2016 Blavatnik National Laureate and Professor of Astronomy at Harvard University

There are too few opportunities for scientists to actually come together and share the really big ideas. One of the really great things that we get out of the annual Blavatnik Symposium is that you have this community of young scientists that come together in many different fields.

Len Blavatnik

Young scientists represent the future of scientific thought.
By honoring these young individuals and their achievements we are
helping to promote the breakthroughs in science and technology that will
define how our world will look in 20, 50, 100 years.

Michal Lipson

Eugene Higgins Professor of Electrical Engineering, Professor of Applied Physics
Columbia University
Blavatnik National Awards Scientific Advisory Council

There are a few awards for young scientists, but almost all of them are based on
proposals that you submit, and not on the actual work that you do as a young scientist.
The Blavatnik Awards is true recognition of the work of young scientists;
it is unique in that sense. There is no equivalent.

Ruslan Medzhitov, PhD

Yale School of Medicine (2007 Faculty Regional Award Winner)

The Blavatnik Awards are very special because they are given at a stage of a scientific career when recognition is most meaningful and has a long-lasting impact. This was certainly the case for me. The award given at the early stage of a scientific career not only recognizes past accomplishments, but also the future promise. This provides a powerful motivation to deliver on that promise.

Sparking Innovation: UK Scientists Changing Our World

Explore tumor metastasis prediction, RNA’s role in cold-resistant plants, quantum internet technologies, extraterrestrial life detection, computer-aided molecule design, and enzyme engineering in this interactive lecture series by 2024 Blavatnik Award winners. Discover cutting-edge insights across Life Sciences, Physical Sciences & Engineering, and Chemical Sciences, suitable for science enthusiasts of all ages. Join us to witness UK scientists’ transformative innovations shaping the future.

Science and Society: 2022 Blavatnik Awards for Young Scientists in Israel Symposium

This exciting, free symposium features a series of short talks from three brilliant young scientists recognized as the Laureates of the 2022 Blavatnik Awards for Young Scientists in Israel. Their award-winning research will be on display as we learn about new materials that rival the photosynthetic efficiency of plants, mathematical equations that are transforming how we approach large data sets, and the different strategies that SARS-CoV-2 and other viruses use to hijack cells.

On-Demand: Discover, Design, and Diagnose: 9 Young Scientists Transforming Our World

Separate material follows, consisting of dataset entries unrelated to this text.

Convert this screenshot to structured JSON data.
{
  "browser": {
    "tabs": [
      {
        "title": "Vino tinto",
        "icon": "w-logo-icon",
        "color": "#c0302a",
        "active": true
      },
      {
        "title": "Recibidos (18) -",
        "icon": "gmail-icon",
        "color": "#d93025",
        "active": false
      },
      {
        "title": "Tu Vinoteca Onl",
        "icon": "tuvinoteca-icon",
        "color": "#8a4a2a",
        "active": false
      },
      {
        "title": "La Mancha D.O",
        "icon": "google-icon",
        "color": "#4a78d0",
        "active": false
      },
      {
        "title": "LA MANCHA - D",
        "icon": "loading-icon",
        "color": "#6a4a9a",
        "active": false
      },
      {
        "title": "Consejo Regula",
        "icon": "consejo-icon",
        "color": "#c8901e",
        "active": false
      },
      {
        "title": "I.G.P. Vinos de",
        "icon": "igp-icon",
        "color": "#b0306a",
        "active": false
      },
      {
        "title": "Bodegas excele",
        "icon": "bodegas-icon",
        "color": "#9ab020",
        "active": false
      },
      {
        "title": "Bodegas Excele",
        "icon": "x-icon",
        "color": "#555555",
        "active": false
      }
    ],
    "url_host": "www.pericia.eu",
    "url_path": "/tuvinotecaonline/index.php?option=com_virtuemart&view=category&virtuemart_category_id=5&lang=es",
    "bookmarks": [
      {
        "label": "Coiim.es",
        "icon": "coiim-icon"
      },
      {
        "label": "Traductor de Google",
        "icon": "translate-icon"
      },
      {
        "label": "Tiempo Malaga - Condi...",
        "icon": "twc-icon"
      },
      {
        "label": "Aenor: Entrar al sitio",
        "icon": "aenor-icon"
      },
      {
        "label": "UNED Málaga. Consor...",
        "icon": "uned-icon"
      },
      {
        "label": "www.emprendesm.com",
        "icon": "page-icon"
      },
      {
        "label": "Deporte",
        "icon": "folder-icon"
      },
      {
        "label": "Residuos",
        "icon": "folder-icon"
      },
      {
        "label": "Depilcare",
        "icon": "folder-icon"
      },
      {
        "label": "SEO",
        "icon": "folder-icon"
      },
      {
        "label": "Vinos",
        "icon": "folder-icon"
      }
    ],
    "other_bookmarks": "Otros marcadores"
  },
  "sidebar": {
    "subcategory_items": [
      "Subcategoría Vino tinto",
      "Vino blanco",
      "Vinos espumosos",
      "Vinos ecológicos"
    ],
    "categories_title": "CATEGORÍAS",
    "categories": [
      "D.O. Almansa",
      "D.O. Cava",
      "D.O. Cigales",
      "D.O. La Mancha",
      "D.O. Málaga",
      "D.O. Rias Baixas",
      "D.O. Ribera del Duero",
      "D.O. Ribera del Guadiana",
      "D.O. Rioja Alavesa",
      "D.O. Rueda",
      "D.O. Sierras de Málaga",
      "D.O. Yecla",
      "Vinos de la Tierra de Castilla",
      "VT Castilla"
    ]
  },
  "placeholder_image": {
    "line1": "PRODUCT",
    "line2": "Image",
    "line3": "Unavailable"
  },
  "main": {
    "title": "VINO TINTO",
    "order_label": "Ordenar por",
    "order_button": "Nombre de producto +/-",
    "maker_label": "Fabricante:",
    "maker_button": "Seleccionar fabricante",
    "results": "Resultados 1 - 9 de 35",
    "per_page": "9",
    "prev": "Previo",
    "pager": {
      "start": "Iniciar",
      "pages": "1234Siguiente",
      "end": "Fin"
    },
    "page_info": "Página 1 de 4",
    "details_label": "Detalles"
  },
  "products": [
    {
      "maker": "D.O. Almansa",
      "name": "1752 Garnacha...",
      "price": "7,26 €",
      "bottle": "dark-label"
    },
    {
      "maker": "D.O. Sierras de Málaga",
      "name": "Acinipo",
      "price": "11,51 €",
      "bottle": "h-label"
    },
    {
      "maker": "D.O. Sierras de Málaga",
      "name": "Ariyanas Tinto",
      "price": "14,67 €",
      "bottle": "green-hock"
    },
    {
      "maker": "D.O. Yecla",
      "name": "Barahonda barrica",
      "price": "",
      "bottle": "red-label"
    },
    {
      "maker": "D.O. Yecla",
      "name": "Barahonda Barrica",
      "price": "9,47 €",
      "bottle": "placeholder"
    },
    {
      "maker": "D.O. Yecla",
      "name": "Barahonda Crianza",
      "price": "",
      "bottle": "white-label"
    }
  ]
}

This symposium features a series of short talks from nine brilliant young scientists recognized as the Laureates and Finalists of the 2022 Blavatnik Awards for Young Scientists in the United Kingdom. Their multidisciplinary, award-winning research is transforming our understanding of the human brain, how to predict the future of climate change, the creation of new materials with innovative properties, the design of sustainable chemistry, and the optimization of chemical reactions critical to new drug development. The lectures and discussion are intended for science enthusiasts of all ages – from high schoolers to adults.